[[ DATASET EXTRACT open ]]
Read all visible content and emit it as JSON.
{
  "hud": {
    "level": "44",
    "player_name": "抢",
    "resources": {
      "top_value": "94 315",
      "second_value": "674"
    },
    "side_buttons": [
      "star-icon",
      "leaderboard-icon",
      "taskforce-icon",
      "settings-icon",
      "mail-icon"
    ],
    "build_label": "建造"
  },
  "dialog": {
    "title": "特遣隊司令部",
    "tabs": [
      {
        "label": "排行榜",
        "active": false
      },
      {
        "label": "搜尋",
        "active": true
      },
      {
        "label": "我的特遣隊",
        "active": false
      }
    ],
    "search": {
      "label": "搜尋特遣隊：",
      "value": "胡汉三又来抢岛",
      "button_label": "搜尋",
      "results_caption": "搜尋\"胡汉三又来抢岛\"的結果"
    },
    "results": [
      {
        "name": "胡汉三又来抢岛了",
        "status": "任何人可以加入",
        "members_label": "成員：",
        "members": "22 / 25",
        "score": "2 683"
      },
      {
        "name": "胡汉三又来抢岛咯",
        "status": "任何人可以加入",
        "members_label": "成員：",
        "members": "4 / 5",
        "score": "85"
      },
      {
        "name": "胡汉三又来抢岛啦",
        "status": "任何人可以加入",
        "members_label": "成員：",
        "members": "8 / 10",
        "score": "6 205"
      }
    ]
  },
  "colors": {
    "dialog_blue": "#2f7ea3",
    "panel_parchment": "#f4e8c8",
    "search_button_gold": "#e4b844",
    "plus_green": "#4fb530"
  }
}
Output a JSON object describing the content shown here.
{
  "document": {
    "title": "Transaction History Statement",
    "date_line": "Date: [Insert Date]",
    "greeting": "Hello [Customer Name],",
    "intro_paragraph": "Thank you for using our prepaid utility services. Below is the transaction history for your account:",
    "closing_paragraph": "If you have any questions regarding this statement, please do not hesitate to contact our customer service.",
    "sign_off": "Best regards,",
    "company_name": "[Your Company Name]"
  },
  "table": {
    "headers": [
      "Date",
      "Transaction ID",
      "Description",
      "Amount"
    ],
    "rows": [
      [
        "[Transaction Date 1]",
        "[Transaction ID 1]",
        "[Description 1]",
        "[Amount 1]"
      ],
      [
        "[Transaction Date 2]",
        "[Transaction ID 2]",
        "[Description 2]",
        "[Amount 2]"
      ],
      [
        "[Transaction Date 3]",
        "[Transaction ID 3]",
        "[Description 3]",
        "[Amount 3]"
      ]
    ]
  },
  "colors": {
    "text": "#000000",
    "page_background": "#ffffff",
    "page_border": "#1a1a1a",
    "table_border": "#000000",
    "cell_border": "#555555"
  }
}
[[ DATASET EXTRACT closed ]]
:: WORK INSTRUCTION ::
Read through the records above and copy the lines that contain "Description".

:: EXERCISE SOLUTION ::
      "Description",
        "[Description 1]",
        "[Description 2]",
        "[Description 3]",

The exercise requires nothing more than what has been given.